The American evangelist Jonathan Edwards is credited as the man behind a great awakening in the US in the nineteenth century when over one million people turned to God. He said, ‘Be much in prayer and fasting, both in secret’, that is individually, ‘and with one another’.
If we wish to see that same sort of awakening, a revival, and a return to God in this country, we would do well to take heed of Jonathan’s words.
Perhaps when the disciples saw how Jesus often woke early to pray, or when they saw how he went out all night to a lonely place to pray, it spurred them to ask the question of Jesus we read of in our gospel, ‘Lord, teach us to pray, as John taught his disciples to pray’.
Perhaps the disciples were starting to realise just what a significant part prayer had to play in Jesus ministry as Jesus sought to follow the will of God. If prayer was necessary for John the Baptist’s disciples and for the disciples of Jesus, it is certainly necessary for us his twenty first century disciples. And as we pray our Lord’s prayer shortly, let us make it a sincere prayer, and a real desire of our hearts as we say together, ‘Thy kingdom come, thy will be done’.
The psalmist, in psalm 141 (v2) has a wonderful way of describing our prayers saying, ‘Let my prayer be counted as incense before you, and the lifting up of my hands as the evening sacrifice’.
You will remember that worship in both the Tabernacle and the Temple celebrated morning and evening prayer at the third and ninth hours, that is at 9 in the morning and at 3 in the afternoon, and at both of these times incenses was also offered, bringing a beautiful smell before the Lord.
Saint John also takes up that picture for us believers (Rev5v8, 8v4) describing the result of our prayers in heaven saying, ‘The 24 elders fell down before the Lamb, each holding a harp, and with golden bowls full of incense, which are the prayers of the saints’.
So let us rejoice with the company of the heavenly host over the wonder of our prayers, and perhaps you would consider joining in with our regular services of daily morning and evening prayer.
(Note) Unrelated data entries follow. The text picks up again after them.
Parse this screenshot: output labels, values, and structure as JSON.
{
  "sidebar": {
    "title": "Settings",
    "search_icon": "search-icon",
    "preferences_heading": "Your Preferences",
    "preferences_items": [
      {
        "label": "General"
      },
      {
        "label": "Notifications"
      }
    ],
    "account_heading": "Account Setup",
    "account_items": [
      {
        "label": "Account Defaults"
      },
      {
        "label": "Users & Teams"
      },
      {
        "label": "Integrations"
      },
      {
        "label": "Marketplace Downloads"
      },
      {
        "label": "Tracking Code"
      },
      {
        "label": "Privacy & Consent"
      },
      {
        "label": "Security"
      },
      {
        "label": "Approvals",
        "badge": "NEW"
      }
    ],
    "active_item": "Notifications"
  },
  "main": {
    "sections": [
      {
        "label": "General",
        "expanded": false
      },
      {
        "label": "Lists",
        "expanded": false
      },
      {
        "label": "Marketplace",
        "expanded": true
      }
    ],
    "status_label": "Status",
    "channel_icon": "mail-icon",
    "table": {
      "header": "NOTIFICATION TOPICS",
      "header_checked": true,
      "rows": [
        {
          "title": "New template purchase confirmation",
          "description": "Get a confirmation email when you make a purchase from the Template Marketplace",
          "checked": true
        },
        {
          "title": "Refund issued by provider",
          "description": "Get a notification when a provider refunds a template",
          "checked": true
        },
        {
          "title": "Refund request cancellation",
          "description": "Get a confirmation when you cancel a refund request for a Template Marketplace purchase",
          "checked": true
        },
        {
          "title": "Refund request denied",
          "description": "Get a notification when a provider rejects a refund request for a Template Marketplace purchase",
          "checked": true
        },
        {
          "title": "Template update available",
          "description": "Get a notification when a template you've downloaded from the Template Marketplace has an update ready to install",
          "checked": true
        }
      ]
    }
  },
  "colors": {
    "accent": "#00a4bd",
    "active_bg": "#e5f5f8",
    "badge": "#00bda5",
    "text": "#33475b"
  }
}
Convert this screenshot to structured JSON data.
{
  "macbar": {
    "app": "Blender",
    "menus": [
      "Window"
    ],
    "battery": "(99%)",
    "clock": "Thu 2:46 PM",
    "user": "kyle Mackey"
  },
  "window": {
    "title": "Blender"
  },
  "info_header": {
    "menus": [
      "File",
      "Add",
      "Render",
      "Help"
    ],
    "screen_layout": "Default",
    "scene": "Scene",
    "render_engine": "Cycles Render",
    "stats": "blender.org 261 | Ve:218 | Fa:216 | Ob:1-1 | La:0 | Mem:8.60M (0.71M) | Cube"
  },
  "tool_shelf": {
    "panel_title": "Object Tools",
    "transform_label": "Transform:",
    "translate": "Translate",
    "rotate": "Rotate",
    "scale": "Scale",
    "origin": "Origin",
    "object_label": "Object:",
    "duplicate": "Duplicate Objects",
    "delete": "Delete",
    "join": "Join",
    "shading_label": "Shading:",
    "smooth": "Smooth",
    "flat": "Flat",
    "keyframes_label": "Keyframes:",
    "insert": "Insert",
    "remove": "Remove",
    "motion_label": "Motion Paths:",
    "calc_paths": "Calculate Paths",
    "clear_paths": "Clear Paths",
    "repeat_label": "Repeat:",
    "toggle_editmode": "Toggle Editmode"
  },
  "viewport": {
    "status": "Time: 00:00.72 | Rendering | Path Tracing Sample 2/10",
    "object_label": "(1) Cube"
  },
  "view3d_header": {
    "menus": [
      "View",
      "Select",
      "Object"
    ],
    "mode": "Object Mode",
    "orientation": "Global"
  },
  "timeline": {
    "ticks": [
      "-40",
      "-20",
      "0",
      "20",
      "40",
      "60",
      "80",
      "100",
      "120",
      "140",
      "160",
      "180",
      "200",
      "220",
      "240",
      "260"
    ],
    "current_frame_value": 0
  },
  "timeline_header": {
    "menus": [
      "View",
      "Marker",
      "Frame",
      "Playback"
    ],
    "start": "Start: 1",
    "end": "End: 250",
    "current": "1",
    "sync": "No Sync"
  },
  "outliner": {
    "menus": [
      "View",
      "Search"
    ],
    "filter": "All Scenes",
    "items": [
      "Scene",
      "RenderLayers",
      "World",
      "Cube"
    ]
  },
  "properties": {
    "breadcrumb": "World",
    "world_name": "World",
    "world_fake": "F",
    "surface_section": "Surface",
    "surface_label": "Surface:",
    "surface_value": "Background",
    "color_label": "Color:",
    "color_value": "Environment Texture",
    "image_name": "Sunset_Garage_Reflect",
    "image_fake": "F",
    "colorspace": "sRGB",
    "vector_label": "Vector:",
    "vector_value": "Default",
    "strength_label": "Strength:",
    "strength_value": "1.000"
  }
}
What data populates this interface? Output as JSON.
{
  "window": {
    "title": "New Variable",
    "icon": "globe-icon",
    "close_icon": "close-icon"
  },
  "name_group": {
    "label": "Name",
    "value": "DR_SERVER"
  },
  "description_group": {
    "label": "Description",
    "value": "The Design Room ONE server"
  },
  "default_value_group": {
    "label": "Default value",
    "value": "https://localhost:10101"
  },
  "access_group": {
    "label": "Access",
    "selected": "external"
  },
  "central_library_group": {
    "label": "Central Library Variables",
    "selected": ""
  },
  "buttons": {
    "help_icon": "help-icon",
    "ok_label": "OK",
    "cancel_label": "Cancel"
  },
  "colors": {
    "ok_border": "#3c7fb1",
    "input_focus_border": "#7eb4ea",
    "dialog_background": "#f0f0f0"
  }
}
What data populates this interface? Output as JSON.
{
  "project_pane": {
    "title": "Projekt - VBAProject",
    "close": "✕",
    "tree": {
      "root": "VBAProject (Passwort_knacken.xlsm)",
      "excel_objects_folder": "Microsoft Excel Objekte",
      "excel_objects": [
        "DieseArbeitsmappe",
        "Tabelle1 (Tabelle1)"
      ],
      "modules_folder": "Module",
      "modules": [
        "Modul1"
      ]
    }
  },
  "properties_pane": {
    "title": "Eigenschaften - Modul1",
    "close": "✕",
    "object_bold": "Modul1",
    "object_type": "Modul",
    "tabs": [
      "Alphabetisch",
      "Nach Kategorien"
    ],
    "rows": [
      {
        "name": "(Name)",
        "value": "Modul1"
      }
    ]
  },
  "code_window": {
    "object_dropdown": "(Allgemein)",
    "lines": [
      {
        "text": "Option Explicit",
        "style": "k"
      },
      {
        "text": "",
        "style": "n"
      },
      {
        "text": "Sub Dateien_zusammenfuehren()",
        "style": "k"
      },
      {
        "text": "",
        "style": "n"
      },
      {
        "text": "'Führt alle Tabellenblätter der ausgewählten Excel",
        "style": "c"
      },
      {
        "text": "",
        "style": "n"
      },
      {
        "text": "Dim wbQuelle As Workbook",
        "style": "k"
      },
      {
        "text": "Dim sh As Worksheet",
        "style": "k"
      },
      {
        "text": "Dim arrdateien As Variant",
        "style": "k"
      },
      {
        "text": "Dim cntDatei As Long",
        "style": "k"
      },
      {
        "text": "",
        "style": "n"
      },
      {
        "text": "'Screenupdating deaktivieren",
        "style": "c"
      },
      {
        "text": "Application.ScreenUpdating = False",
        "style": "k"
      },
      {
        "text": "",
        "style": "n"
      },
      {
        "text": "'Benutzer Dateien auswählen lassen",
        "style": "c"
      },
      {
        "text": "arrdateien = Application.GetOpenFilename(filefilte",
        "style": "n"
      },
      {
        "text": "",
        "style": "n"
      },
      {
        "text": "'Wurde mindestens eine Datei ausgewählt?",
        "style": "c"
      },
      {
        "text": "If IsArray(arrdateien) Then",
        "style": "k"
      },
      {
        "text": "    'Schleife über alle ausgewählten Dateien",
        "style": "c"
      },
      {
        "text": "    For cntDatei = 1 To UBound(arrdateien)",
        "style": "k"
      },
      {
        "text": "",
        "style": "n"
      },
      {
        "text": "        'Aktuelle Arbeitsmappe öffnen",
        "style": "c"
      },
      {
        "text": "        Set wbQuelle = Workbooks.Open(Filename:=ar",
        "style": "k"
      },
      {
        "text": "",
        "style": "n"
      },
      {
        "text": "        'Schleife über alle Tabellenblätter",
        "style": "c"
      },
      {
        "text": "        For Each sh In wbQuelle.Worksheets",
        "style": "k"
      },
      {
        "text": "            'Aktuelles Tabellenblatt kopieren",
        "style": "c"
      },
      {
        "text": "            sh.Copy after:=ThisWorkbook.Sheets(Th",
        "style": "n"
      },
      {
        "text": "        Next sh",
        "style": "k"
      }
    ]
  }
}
But in the meantime, as we wait earnestly for the realisation of God’s kingdom here on earth as described by the prophets, let us also show forth how that kingdom is already breaking through to this our present generation through the way we live our lives, and in the work’s we are called upon by God to do for His glory in this our needy world.
And on this sea Sunday, we can do much through our prayers, and maybe also through our financial support, to further the work of ‘the mission to seafarers’, and also to encourage all those working among seafarers in these difficult times.
If you wish to help support this work there will be a retiring collection as you leave church this morning.
So, Let us pray:- A prayer of St. Ethelwold ‘Trinity’
May God the Father bless us,
may Christ take care of us,
the Holy Ghost enlighten us all the days of our life.
The Lord be our defender and keeper of body and soul,
both now and for ever. Amen,